“One of the great things about working with high school juniors and seniors,” said physics department chair Laurence Lurio, “is that they have enough scientific background that they can understand how something works rather than just being impressed with the fact that it worked.”

Lurio said he sees NIU’s STEM Outreach as an important step in helping students move beyond their textbooks.  Spending time in labs, talking with real scientists and seeing real experiments being conducted shows students how they can become involved in science, he said.

David Grady, student diversity and recruitment specialist for the College of Engineering and Engineering Technology (CEET), faces a similar challenge in educating students on what engineering professionals actually do. “Engineering is invisible,” he said.

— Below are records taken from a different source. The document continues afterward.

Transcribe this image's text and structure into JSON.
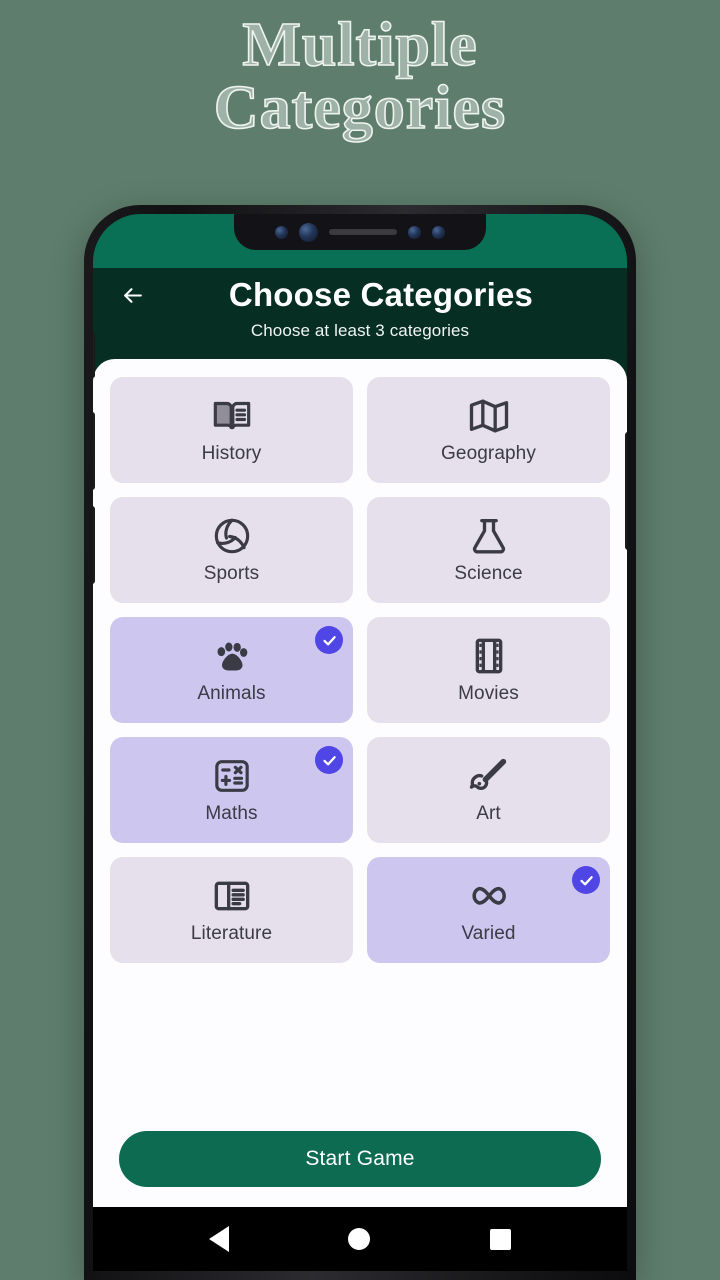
{
  "promo": {
    "line1": "Multiple",
    "line2": "Categories"
  },
  "colors": {
    "page_background": "#5e7d6c",
    "status_bar": "#097055",
    "app_bar": "#062e23",
    "sheet": "#fdfcfe",
    "card_unselected": "#e6e0ec",
    "card_selected": "#cdc6ee",
    "check_badge": "#4f46e5",
    "cta_button": "#0d6b51",
    "icon": "#3b3b46"
  },
  "appbar": {
    "back_icon": "arrow-left-icon",
    "title": "Choose Categories",
    "subtitle": "Choose at least 3 categories"
  },
  "statusbar": {
    "camera_icon": "camera-lens-icon",
    "speaker_icon": "earpiece-speaker-icon"
  },
  "categories": [
    {
      "label": "History",
      "icon": "book-open-icon",
      "selected": false,
      "check_icon": "check-circle-icon"
    },
    {
      "label": "Geography",
      "icon": "map-icon",
      "selected": false,
      "check_icon": "check-circle-icon"
    },
    {
      "label": "Sports",
      "icon": "volleyball-icon",
      "selected": false,
      "check_icon": "check-circle-icon"
    },
    {
      "label": "Science",
      "icon": "flask-icon",
      "selected": false,
      "check_icon": "check-circle-icon"
    },
    {
      "label": "Animals",
      "icon": "paw-print-icon",
      "selected": true,
      "check_icon": "check-circle-icon"
    },
    {
      "label": "Movies",
      "icon": "film-strip-icon",
      "selected": false,
      "check_icon": "check-circle-icon"
    },
    {
      "label": "Maths",
      "icon": "calculator-icon",
      "selected": true,
      "check_icon": "check-circle-icon"
    },
    {
      "label": "Art",
      "icon": "paintbrush-icon",
      "selected": false,
      "check_icon": "check-circle-icon"
    },
    {
      "label": "Literature",
      "icon": "article-icon",
      "selected": false,
      "check_icon": "check-circle-icon"
    },
    {
      "label": "Varied",
      "icon": "infinity-icon",
      "selected": true,
      "check_icon": "check-circle-icon"
    }
  ],
  "cta": {
    "label": "Start Game"
  },
  "navbar": {
    "back": "nav-back-icon",
    "home": "nav-home-icon",
    "recents": "nav-recents-icon"
  }
}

Grady said that students always think of doctors, police officers and firefighters as having the most important jobs, without realizing that the high-tech, life-saving equipment those glamorized professionals use is actually designed by engineers and created in labs like the ones the Libertyville students toured.

In addition to seeing science and engineering demonstrations on their tour, the Libertyville students also got a preview of the college experience.

Throughout the tour of the Engineering building, Grady emphasized the importance of maintaining a high GPA, seeking tutoring when necessary and participating in extracurricular activities such as NIU’s Motor Sports teams. These activities make students more attractive to employers.

Basic Utility VehicleIn the engineering labs, the students learned about the vehicles engineering students are building, such as the clean snowmobile, formula racing, human-powered, mini baja and Third World vehicles. One student turned excitedly to his friend and whispered, “They make cars here. Cars!”

The high-schoolers were especially impressed that the supermileage vehicle designed and constructed by NIU students achieves 1,265 miles per gallon. This was a jaw-dropping number for people who have just started paying for their own gasoline.

Omar Ghrayeb, associate dean of Outreach and Undergraduate Programs for CEET, said he sees visits like Libertyville’s as a way to increase awareness of STEM professions.

NIU is an ideal place for students to learn and grow because of the institution’s many partnerships with labs and businesses that are clamoring for well-prepared employees, Ghrayeb said.

The day Libertyville’s AP physics class visited NIU, Ghrayeb received e-mails from more than 20 companies seeking interns. The demand for STEM professionals is out there and is much greater than the number of students that NIU can currently supply.

To learn more about NIU’s STEM Outreach initiatives or to schedule a tour of NIU’s STEM departments and labs, contact Patricia Sievert, STEM Outreach coordinator, at (815) 753-1201 or [email protected].

To schedule a tour of the College of Engineering and Engineering Technology, contact David Grady at (815) 753-0745 or [email protected].

by Gillian King-Cargile